Direct State Access

I am inspecting Direct State Access, which sounds pretty exciting. Now I am wondering if I am actually getting it right:

Let’s take the example of GlDrawElements. It would normally require to bind a vertex vbo and an index vbo. The cost for doing so is noticeable, so a decent engine tries to keep stuff sorted by vertex/index buffer usage (not to mention textures etc.).

Is this cost (and consequently the need for the sorting or queueing infrastructure) going more or less away with Direct State Access?

It Would be really reall great not having to be so worried about how many times textures and vertex buffer objects are shuffled… if not for a matter of speed, for the significative simplification of code.

Erm, no you misunderstood the intention of this extension completely.

DSA doesn’t have anything to do with performance. Using DSA won’t speed up your app, so you will need to keep sorting stuff. That doesn’t change.

It only makes the API easier, less painful to use. That’s it. Just more convenience.

Ok, in SOME rare situations DSA does give a speedup, but only in situations where non-DSA code would have needed to query lots of states, change state, and then reset the queried state. This is supposed to be done inside nVidia’s Cg. But this speedup is only on the driver-side (CPU), not on the GPU.

Sorting of states needs to be done to keep the GPU busy and not introduce pipeline-stalls. DSA can’t change that.

Also keep in mind that the DSA-extension is still experimental and not finished. If you start using it now, you might need to change your code later, when it becomes standardized. Also, i don’t know whether it is already supported on ATI.


Exciting: no more.

The way I understand it now, I am sure Direct State Access will clean up things, and represent some sort of evolution - but certainly not a revolution.

I wonder why no one seems to address the fact that the whole “object/state change = cost” is a major flaw of both OpenGL and DirectX. Is this directly related to how the hardware works? Then it’s a hardware flaw.

Back in the software rendering days, using a pointer to a certain memory area containing vertex data, wasn’t a cost at all, it was barely a value assignation to variable. Passing said memory area through a chain of functions or another - to render it with a certain “shader” or another, wasn’t a cost too, just a case switch or something like that.

But I digress! :slight_smile:
Thanks for explaining.

It is a hardware restriction. It is the reason why hardware can be that fast in the first place. You wouldn’t expect a Ferrari to go top-speed while driving off-road, do you?

Learn more about how hardware works and you will understand it.

You really can’t compare hardware-rendering with software-rendering. Neither feature-wise nor performance-wise.

But with the flexibility of modern shader-pipelines more and more of these restrictions are lifted, or become easier to overcome. Maybe in a few years it will actually be possible to render most things without sorting.


I wonder why no one seems to address the fact that the whole “object/state change = cost” is a major flaw of both OpenGL and DirectX. Is this directly related to how the hardware works? Then it’s a hardware flaw.

It’s not a flaw; it’s a tradeoff.
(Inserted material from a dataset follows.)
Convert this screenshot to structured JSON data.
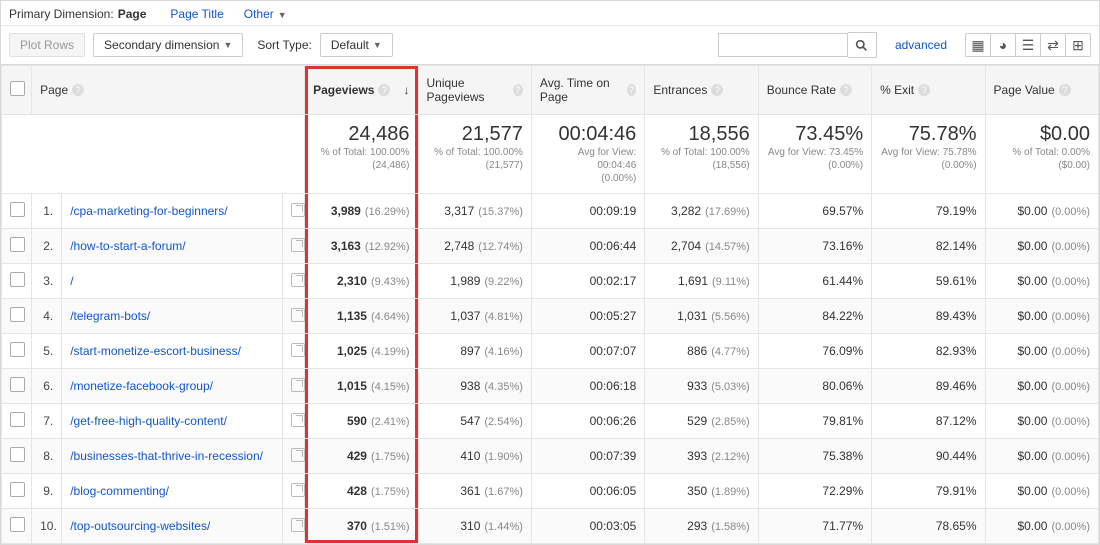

It’s like saying it’s a flaw that some algorithms can be sped up by making them use more memory.

First, OpenGL and Direct3D are designed to abstract implementation details. That way, you don’t have to know what specific registers or marshaling behavior ATI or NVIDIA hardware has or needs. It just functions. Abstractions impose a performance penalty, but the penalty is usually minimal (and you’d have to incur it in your own code anyway even if you were coding directly to the hardware).

Second, GPU memory and registers don’t belong to you. You must access them over a (relatively slow) PCIe bus. The APIs are designed to minimize the impact of this as much as possible, but there will always be some performance simply due to having less available bandwidth to the GPU.

The thing most likely to reduce state change overhead is on-CPU GPUs, like Intel’s stuff or AMD Fusion.